* AVAILABLE RECORDS:

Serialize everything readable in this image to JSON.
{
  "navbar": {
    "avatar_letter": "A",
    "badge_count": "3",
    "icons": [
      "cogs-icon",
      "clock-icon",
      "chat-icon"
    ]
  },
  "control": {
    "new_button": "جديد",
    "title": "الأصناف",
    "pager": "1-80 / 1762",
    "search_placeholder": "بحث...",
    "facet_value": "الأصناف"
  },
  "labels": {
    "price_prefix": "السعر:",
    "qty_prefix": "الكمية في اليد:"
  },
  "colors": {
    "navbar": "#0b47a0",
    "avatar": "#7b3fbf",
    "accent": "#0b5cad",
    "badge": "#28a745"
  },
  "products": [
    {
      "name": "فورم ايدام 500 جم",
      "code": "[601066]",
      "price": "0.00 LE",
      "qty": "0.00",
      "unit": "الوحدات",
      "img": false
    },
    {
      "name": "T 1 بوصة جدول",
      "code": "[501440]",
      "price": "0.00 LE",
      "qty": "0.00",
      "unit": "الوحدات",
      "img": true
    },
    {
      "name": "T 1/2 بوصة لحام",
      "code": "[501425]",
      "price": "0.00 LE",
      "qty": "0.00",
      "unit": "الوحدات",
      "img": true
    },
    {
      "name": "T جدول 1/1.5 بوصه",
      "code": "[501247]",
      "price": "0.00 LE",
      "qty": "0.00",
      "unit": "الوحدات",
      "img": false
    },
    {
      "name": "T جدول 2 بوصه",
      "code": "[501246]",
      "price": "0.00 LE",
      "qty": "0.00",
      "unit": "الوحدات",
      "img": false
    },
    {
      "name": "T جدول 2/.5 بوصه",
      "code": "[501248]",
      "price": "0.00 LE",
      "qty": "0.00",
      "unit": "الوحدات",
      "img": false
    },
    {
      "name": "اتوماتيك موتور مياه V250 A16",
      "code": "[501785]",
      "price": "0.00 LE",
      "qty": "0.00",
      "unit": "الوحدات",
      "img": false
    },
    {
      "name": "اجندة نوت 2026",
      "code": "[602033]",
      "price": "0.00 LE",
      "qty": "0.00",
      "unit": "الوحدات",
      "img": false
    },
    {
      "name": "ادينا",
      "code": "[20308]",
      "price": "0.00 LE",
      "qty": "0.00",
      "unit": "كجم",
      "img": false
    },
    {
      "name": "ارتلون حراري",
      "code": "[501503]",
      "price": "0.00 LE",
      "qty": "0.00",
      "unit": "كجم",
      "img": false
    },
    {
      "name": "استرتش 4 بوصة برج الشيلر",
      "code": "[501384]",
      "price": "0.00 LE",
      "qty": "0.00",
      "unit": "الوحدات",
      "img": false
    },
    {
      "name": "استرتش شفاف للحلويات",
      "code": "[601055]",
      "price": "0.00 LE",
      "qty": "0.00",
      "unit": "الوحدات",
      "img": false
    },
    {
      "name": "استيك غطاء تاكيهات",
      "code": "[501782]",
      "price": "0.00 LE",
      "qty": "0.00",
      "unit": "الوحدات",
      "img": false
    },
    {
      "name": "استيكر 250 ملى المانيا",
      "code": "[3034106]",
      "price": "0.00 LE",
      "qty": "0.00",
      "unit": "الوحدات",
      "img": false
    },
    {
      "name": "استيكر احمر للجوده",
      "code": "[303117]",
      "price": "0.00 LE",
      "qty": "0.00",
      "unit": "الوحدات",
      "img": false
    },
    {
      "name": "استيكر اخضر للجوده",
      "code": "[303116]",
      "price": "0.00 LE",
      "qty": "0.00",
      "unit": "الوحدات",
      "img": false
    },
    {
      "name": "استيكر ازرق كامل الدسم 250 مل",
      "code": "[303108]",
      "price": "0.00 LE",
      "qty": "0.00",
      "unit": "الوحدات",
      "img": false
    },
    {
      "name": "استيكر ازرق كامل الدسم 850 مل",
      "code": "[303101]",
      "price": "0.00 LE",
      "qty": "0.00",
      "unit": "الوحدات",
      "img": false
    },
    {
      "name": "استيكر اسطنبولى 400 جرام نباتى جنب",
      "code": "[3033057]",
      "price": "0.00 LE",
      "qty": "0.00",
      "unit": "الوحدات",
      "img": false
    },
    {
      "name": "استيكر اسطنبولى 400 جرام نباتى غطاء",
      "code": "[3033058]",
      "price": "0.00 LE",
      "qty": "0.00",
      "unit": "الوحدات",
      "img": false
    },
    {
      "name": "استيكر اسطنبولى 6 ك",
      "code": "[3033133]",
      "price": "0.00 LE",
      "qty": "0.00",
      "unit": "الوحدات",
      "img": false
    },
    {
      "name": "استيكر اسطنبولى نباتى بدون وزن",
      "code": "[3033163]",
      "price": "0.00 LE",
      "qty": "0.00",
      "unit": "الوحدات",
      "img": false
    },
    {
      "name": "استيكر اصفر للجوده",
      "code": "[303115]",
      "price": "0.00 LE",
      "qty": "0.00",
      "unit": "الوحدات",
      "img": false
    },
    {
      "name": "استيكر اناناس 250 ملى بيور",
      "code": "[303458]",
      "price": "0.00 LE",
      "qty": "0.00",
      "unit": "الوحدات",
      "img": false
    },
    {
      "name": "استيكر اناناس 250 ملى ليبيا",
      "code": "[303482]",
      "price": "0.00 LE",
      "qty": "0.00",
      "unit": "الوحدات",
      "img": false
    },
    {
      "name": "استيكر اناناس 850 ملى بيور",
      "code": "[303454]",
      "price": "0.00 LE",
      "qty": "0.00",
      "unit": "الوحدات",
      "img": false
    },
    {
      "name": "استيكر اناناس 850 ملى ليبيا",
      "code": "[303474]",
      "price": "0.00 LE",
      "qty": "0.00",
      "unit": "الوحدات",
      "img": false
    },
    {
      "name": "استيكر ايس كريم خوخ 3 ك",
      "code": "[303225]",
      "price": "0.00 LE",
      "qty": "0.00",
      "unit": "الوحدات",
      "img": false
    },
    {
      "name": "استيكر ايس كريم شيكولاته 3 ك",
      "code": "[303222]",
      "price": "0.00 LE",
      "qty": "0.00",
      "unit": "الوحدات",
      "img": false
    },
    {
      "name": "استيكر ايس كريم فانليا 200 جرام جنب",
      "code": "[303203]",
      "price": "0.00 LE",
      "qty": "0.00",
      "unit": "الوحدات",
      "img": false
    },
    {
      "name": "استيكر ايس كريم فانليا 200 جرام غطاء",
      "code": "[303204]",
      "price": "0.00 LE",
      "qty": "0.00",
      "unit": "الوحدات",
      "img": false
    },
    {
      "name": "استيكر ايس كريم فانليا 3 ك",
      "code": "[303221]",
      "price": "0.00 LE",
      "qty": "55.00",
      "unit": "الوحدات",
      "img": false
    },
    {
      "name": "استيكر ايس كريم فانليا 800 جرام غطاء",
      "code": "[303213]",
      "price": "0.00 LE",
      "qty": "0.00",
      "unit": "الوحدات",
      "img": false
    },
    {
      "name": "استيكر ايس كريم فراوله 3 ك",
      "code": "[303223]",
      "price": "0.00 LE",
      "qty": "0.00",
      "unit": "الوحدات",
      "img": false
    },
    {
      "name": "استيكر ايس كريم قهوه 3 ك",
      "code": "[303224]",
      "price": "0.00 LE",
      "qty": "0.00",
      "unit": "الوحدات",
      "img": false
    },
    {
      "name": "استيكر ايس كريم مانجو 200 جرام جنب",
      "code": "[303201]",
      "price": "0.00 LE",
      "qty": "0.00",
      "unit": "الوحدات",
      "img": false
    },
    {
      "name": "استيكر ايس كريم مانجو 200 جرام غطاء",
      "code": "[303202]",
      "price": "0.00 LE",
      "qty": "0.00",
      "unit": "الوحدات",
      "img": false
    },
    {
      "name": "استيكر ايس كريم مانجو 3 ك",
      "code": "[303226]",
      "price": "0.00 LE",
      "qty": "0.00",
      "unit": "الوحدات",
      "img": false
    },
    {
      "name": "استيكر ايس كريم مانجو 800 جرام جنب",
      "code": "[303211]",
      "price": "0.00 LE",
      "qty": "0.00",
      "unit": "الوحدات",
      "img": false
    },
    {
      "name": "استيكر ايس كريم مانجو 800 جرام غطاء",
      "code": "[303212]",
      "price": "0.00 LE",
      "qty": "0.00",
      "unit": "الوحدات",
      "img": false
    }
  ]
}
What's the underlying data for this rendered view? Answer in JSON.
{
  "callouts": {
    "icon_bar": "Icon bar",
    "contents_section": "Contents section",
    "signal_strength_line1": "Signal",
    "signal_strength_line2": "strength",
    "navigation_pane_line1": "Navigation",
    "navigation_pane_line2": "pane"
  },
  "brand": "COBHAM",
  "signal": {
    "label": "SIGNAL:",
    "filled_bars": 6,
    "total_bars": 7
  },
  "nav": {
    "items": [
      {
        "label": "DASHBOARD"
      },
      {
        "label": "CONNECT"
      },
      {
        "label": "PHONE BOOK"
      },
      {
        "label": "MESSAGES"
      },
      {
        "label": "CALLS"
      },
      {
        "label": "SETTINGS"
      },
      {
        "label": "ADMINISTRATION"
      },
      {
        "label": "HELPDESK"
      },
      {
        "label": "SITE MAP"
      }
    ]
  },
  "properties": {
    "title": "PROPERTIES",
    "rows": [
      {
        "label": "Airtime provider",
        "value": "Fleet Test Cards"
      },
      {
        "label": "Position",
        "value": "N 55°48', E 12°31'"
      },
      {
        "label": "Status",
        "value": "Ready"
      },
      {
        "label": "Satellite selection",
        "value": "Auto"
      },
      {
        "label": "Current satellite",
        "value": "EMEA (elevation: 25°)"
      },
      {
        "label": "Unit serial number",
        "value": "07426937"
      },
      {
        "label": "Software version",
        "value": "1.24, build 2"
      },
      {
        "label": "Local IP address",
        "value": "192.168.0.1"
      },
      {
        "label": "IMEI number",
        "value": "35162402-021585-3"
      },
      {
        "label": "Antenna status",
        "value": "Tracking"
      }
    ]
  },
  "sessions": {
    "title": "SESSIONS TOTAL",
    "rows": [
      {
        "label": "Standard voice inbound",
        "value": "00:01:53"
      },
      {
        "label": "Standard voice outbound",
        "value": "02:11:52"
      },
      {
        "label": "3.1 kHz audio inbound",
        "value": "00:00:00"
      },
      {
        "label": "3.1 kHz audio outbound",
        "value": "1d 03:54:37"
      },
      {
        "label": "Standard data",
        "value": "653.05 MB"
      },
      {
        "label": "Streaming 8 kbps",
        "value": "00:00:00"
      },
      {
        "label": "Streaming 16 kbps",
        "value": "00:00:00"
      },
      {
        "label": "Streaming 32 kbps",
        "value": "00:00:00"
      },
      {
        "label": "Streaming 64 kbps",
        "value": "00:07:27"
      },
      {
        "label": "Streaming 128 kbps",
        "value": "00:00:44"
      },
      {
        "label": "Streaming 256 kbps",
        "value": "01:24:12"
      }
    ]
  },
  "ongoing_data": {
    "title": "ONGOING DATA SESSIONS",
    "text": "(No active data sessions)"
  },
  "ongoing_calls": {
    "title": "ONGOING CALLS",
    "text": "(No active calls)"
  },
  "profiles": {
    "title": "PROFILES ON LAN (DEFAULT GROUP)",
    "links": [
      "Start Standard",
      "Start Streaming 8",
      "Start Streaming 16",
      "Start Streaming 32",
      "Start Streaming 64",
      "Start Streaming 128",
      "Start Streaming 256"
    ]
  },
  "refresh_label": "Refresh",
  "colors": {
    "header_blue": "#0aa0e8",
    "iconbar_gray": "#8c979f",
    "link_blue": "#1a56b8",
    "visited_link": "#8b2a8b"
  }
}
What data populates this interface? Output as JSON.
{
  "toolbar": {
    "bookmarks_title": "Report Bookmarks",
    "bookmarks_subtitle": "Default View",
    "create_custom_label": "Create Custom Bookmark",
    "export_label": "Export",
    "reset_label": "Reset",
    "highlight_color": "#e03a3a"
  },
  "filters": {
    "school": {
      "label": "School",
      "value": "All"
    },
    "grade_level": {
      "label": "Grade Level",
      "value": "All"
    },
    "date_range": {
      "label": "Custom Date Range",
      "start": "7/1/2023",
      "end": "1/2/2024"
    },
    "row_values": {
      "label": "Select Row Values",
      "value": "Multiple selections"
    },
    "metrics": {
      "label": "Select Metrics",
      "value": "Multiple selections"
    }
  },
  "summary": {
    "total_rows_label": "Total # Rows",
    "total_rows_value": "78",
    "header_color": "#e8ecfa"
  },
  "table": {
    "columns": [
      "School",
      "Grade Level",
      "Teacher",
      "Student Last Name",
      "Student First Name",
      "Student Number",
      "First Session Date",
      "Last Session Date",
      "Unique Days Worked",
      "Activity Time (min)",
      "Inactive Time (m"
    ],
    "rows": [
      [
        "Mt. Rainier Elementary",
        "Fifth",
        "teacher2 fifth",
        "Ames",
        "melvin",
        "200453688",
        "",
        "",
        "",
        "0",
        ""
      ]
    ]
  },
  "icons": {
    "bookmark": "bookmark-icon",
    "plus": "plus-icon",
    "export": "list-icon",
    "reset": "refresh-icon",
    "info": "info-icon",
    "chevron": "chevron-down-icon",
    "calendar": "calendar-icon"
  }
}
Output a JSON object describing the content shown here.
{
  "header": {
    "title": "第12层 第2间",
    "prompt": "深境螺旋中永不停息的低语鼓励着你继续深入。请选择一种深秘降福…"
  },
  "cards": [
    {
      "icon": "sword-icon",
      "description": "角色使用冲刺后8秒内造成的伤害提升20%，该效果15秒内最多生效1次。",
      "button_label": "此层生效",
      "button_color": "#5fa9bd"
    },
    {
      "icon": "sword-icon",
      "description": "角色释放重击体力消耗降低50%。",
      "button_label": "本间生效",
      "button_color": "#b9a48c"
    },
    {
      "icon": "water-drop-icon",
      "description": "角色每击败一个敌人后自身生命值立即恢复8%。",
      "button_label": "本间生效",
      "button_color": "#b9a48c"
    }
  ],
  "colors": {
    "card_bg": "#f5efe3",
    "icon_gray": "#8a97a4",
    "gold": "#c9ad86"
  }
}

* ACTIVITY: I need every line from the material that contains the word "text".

* YOUR SOLUTION:
    "text": "(No active data sessions)"
    "text": "(No active calls)"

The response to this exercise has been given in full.